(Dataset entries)
------

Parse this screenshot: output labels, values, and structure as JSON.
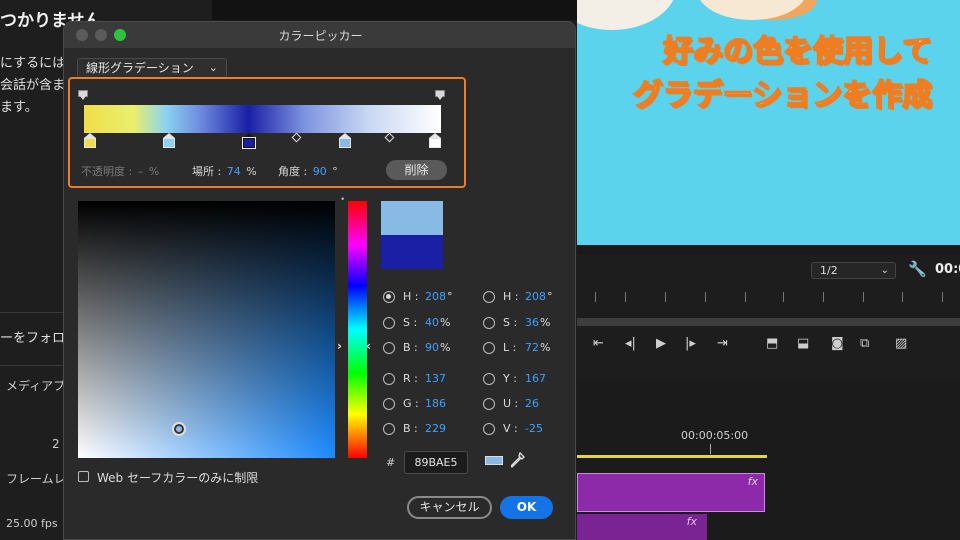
{
  "background": {
    "left_panel": {
      "heading": "つかりません",
      "lines": [
        "にするには",
        "会話が含ま",
        "ます。"
      ],
      "follow_text": "ーをフォロ",
      "media_label": "メディアプ",
      "frame_label": "フレームレ",
      "fps_value": "25.00 fps",
      "side_number": "2"
    },
    "preview": {
      "caption_line1": "好みの色を使用して",
      "caption_line2": "グラデーションを作成",
      "caption_stroke_color": "#ef7d22",
      "background_color": "#5bd3ec"
    },
    "program_monitor": {
      "zoom_value": "1/2",
      "timecode": "00:0"
    },
    "timeline": {
      "time_label": "00:00:05:00",
      "fx_label": "fx",
      "clip_color": "#8d2aa9"
    }
  },
  "dialog": {
    "title": "カラーピッカー",
    "gradient_type": "線形グラデーション",
    "gradient": {
      "opacity_label": "不透明度 :",
      "opacity_value": "–",
      "opacity_unit": "%",
      "location_label": "場所 :",
      "location_value": "74",
      "location_unit": "%",
      "angle_label": "角度 :",
      "angle_value": "90",
      "angle_unit": "°",
      "delete_label": "削除",
      "color_stops": [
        {
          "color": "#f0de48",
          "position": 0.0
        },
        {
          "color": "#8bd2f2",
          "position": 0.23
        },
        {
          "color": "#1a1fa6",
          "position": 0.46,
          "selected": true
        },
        {
          "color": "#89bae5",
          "position": 0.74
        },
        {
          "color": "#ffffff",
          "position": 1.0
        }
      ],
      "highlight_color": "#ef7d22"
    },
    "new_color": "#89bae5",
    "old_color": "#1a1fa6",
    "hsb": {
      "h": {
        "label": "H :",
        "value": "208",
        "unit": "°"
      },
      "s": {
        "label": "S :",
        "value": "40",
        "unit": "%"
      },
      "b": {
        "label": "B :",
        "value": "90",
        "unit": "%"
      }
    },
    "hsl": {
      "h": {
        "label": "H :",
        "value": "208",
        "unit": "°"
      },
      "s": {
        "label": "S :",
        "value": "36",
        "unit": "%"
      },
      "l": {
        "label": "L :",
        "value": "72",
        "unit": "%"
      }
    },
    "rgb": {
      "r": {
        "label": "R :",
        "value": "137"
      },
      "g": {
        "label": "G :",
        "value": "186"
      },
      "b": {
        "label": "B :",
        "value": "229"
      }
    },
    "yuv": {
      "y": {
        "label": "Y :",
        "value": "167"
      },
      "u": {
        "label": "U :",
        "value": "26"
      },
      "v": {
        "label": "V :",
        "value": "-25"
      }
    },
    "hex_prefix": "#",
    "hex_value": "89BAE5",
    "websafe_label": "Web セーフカラーのみに制限",
    "cancel_label": "キャンセル",
    "ok_label": "OK",
    "accent_color": "#1473e6",
    "value_color": "#3ea0ff"
  }
}
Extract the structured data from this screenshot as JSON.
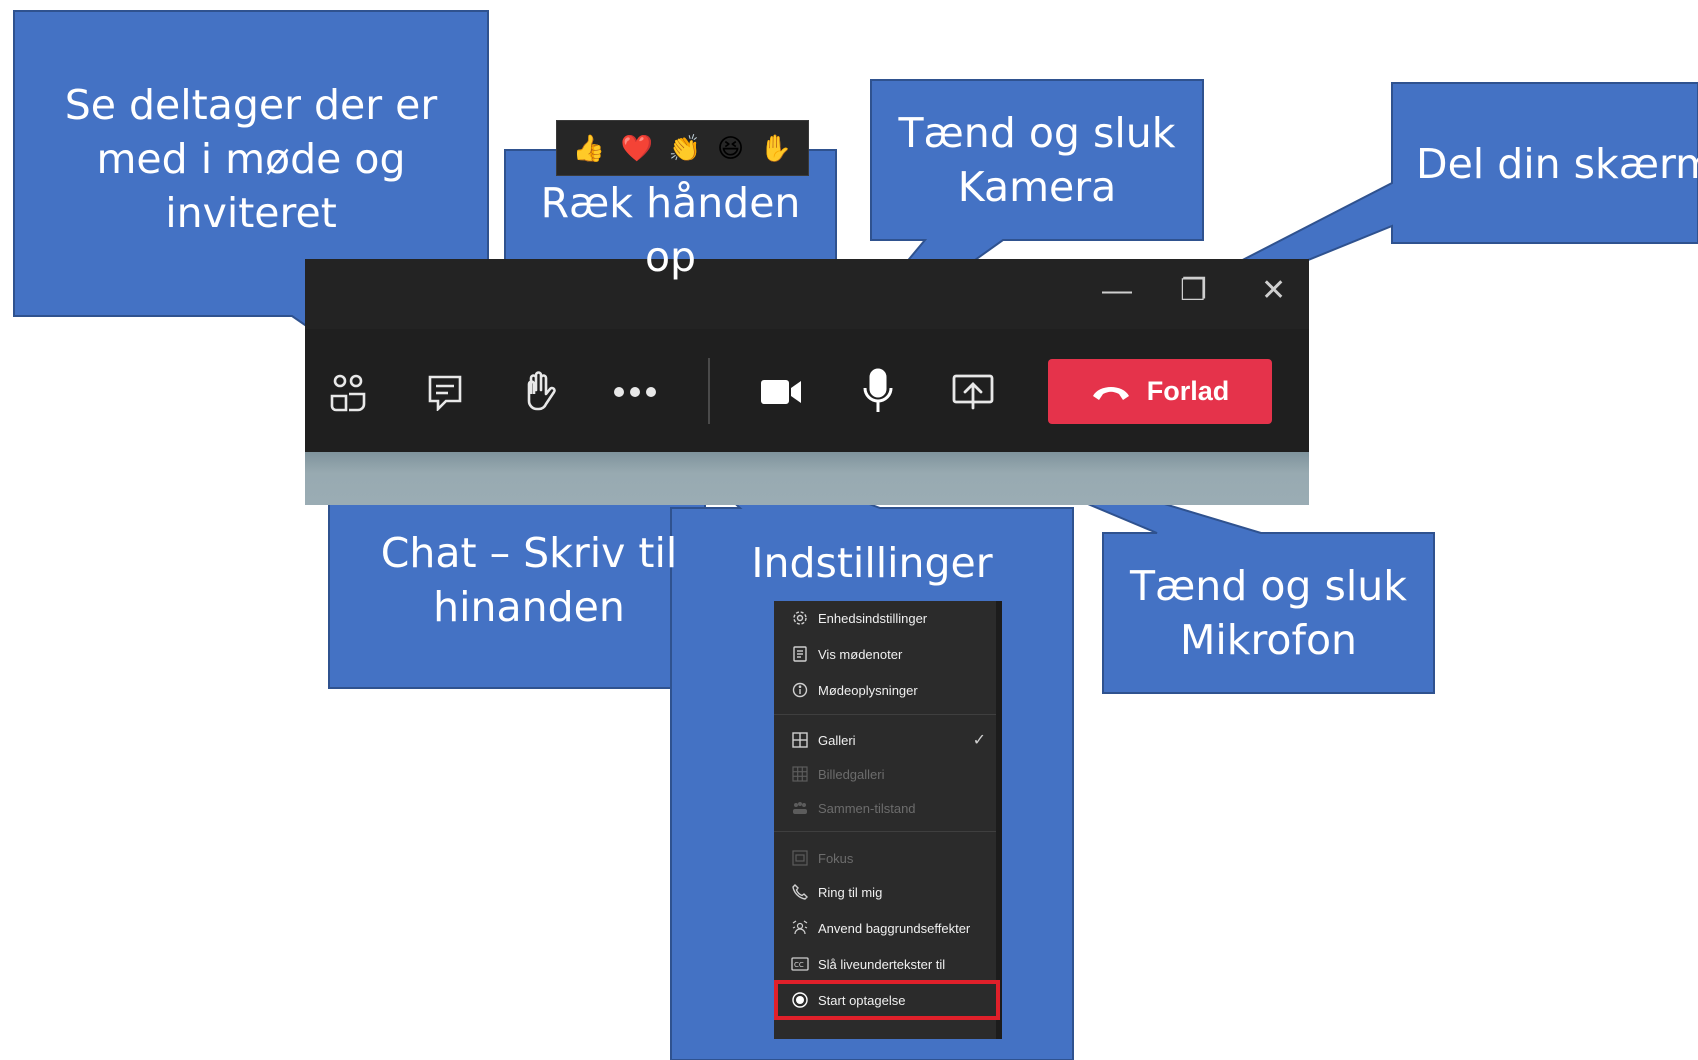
{
  "window": {
    "minimize": "—",
    "restore": "❐",
    "close": "✕"
  },
  "toolbar": {
    "participants_icon": "people-icon",
    "chat_icon": "chat-icon",
    "raise_hand_icon": "hand-icon",
    "more_icon": "more-icon",
    "camera_icon": "camera-icon",
    "mic_icon": "microphone-icon",
    "share_icon": "share-screen-icon",
    "leave_label": "Forlad",
    "leave_color": "#e5334b"
  },
  "reactions": [
    "👍",
    "❤️",
    "👏",
    "😆",
    "✋"
  ],
  "callouts": {
    "participants": [
      "Se deltager der er",
      "med i møde og",
      "inviteret"
    ],
    "raise_hand": [
      "Ræk hånden",
      "op"
    ],
    "camera": [
      "Tænd og sluk",
      "Kamera"
    ],
    "share": [
      "Del din skærm"
    ],
    "chat": [
      "Chat – Skriv til",
      "hinanden"
    ],
    "settings": [
      "Indstillinger"
    ],
    "mic": [
      "Tænd og sluk",
      "Mikrofon"
    ]
  },
  "menu": {
    "items": [
      {
        "label": "Enhedsindstillinger",
        "icon": "gear-icon",
        "disabled": false
      },
      {
        "label": "Vis mødenoter",
        "icon": "notes-icon",
        "disabled": false
      },
      {
        "label": "Mødeoplysninger",
        "icon": "info-icon",
        "disabled": false
      },
      {
        "label": "Galleri",
        "icon": "grid-icon",
        "disabled": false,
        "checked": true
      },
      {
        "label": "Billedgalleri",
        "icon": "large-grid-icon",
        "disabled": true
      },
      {
        "label": "Sammen-tilstand",
        "icon": "together-icon",
        "disabled": true
      },
      {
        "label": "Fokus",
        "icon": "focus-icon",
        "disabled": true
      },
      {
        "label": "Ring til mig",
        "icon": "phone-icon",
        "disabled": false
      },
      {
        "label": "Anvend baggrundseffekter",
        "icon": "background-effects-icon",
        "disabled": false
      },
      {
        "label": "Slå liveundertekster til",
        "icon": "cc-icon",
        "disabled": false
      },
      {
        "label": "Start optagelse",
        "icon": "record-icon",
        "disabled": false,
        "highlighted": true
      }
    ],
    "check_mark": "✓"
  },
  "colors": {
    "callout": "#4472c4",
    "callout_border": "#2f528f",
    "highlight": "#e0202a"
  }
}
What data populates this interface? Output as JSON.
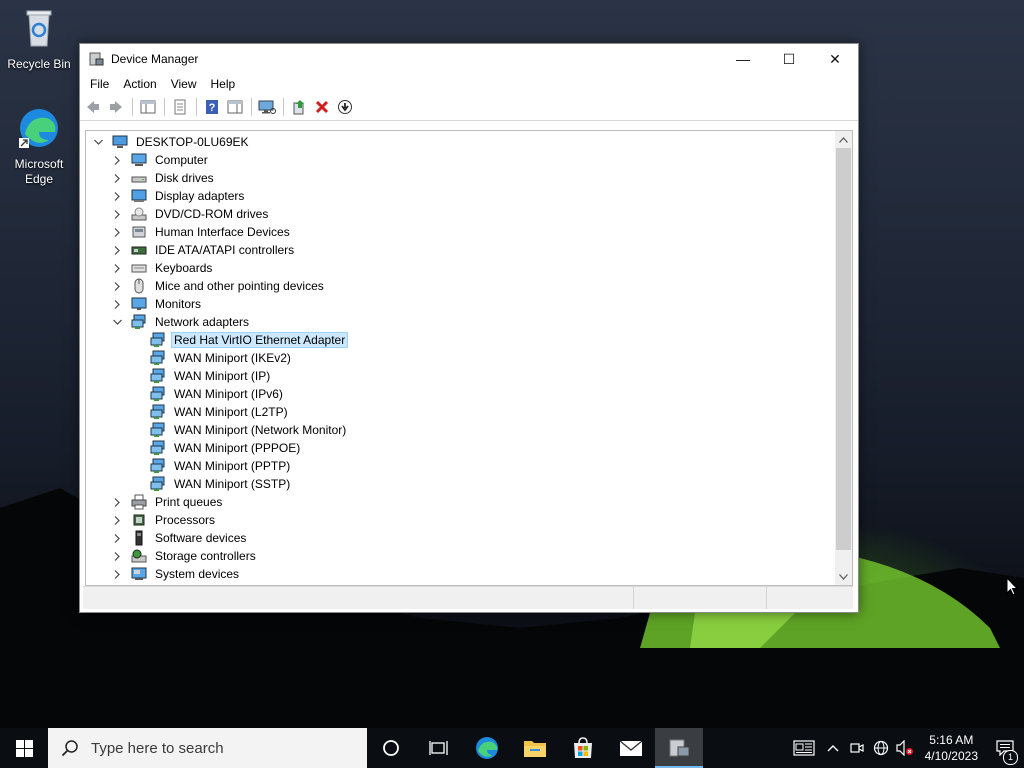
{
  "desktop": {
    "icons": [
      {
        "label": "Recycle Bin"
      },
      {
        "label": "Microsoft Edge"
      }
    ]
  },
  "window": {
    "title": "Device Manager",
    "controls": {
      "minimize": "—",
      "maximize": "☐",
      "close": "✕"
    },
    "menu": [
      "File",
      "Action",
      "View",
      "Help"
    ],
    "toolbar_icons": [
      "back-arrow-icon",
      "forward-arrow-icon",
      "show-hide-console-tree-icon",
      "properties-icon",
      "help-icon",
      "action-pane-icon",
      "scan-hardware-icon",
      "update-driver-icon",
      "uninstall-device-icon",
      "disable-device-icon"
    ],
    "tree": {
      "root": "DESKTOP-0LU69EK",
      "categories": [
        {
          "label": "Computer",
          "icon": "computer-icon"
        },
        {
          "label": "Disk drives",
          "icon": "disk-drive-icon"
        },
        {
          "label": "Display adapters",
          "icon": "display-adapter-icon"
        },
        {
          "label": "DVD/CD-ROM drives",
          "icon": "dvd-drive-icon"
        },
        {
          "label": "Human Interface Devices",
          "icon": "hid-icon"
        },
        {
          "label": "IDE ATA/ATAPI controllers",
          "icon": "ide-controller-icon"
        },
        {
          "label": "Keyboards",
          "icon": "keyboard-icon"
        },
        {
          "label": "Mice and other pointing devices",
          "icon": "mouse-icon"
        },
        {
          "label": "Monitors",
          "icon": "monitor-icon"
        },
        {
          "label": "Network adapters",
          "icon": "network-adapter-icon",
          "expanded": true,
          "children": [
            "Red Hat VirtIO Ethernet Adapter",
            "WAN Miniport (IKEv2)",
            "WAN Miniport (IP)",
            "WAN Miniport (IPv6)",
            "WAN Miniport (L2TP)",
            "WAN Miniport (Network Monitor)",
            "WAN Miniport (PPPOE)",
            "WAN Miniport (PPTP)",
            "WAN Miniport (SSTP)"
          ]
        },
        {
          "label": "Print queues",
          "icon": "printer-icon"
        },
        {
          "label": "Processors",
          "icon": "processor-icon"
        },
        {
          "label": "Software devices",
          "icon": "software-device-icon"
        },
        {
          "label": "Storage controllers",
          "icon": "storage-controller-icon"
        },
        {
          "label": "System devices",
          "icon": "system-device-icon"
        }
      ],
      "selected": "Red Hat VirtIO Ethernet Adapter"
    }
  },
  "taskbar": {
    "search_placeholder": "Type here to search",
    "clock_time": "5:16 AM",
    "clock_date": "4/10/2023",
    "notification_count": "1"
  }
}
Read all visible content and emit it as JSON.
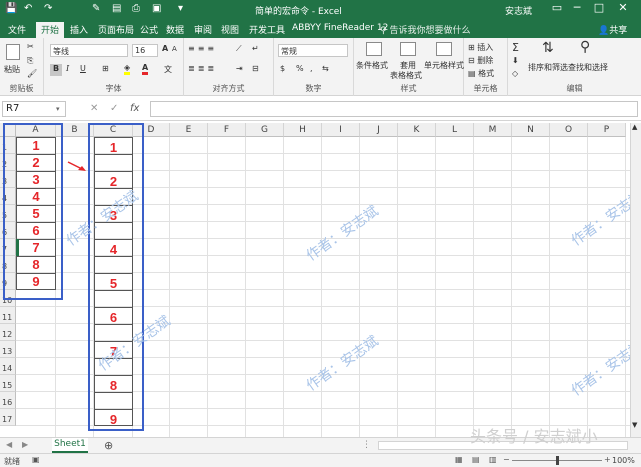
{
  "window": {
    "title": "简单的宏命令 - Excel",
    "user": "安志斌",
    "share": "共享",
    "tell_me": "告诉我你想要做什么",
    "controls": [
      "─",
      "□",
      "✕"
    ]
  },
  "tabs": [
    "开始",
    "插入",
    "页面布局",
    "公式",
    "数据",
    "审阅",
    "视图",
    "开发工具",
    "ABBYY FineReader 12"
  ],
  "file_tab": "文件",
  "ribbon": {
    "clipboard": {
      "label": "剪贴板",
      "paste": "粘贴"
    },
    "font": {
      "label": "字体",
      "name": "等线",
      "size": "16",
      "bold": "B",
      "italic": "I",
      "underline": "U",
      "grow": "A",
      "shrink": "A",
      "color": "A",
      "wen": "文"
    },
    "alignment": {
      "label": "对齐方式"
    },
    "number": {
      "label": "数字",
      "format": "常规",
      "percent": "%",
      "comma": ","
    },
    "styles": {
      "label": "样式",
      "conditional": "条件格式",
      "table1": "套用",
      "table2": "表格格式",
      "cell_styles": "单元格样式"
    },
    "cells": {
      "label": "单元格",
      "insert": "插入",
      "delete": "删除",
      "format": "格式"
    },
    "editing": {
      "label": "编辑",
      "sort": "排序和筛选",
      "find": "查找和选择",
      "sigma": "Σ"
    }
  },
  "formula_bar": {
    "name_box": "R7",
    "cancel": "✕",
    "enter": "✓",
    "fx": "fx"
  },
  "columns": [
    "A",
    "B",
    "C",
    "D",
    "E",
    "F",
    "G",
    "H",
    "I",
    "J",
    "K",
    "L",
    "M",
    "N",
    "O",
    "P"
  ],
  "rows": [
    "1",
    "2",
    "3",
    "4",
    "5",
    "6",
    "7",
    "8",
    "9",
    "10",
    "11",
    "12",
    "13",
    "14",
    "15",
    "16",
    "17"
  ],
  "colA_values": [
    "1",
    "2",
    "3",
    "4",
    "5",
    "6",
    "7",
    "8",
    "9"
  ],
  "colC_values": [
    "1",
    "2",
    "3",
    "4",
    "5",
    "6",
    "7",
    "8",
    "9"
  ],
  "watermark": "作者：安志斌",
  "sheet_tab": "Sheet1",
  "add_sheet": "⊕",
  "status": {
    "ready": "就绪",
    "zoom": "100%"
  },
  "corner_watermark": "头条号 / 安志斌小"
}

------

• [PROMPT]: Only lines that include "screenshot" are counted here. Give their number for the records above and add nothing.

• [ANSWER]: 2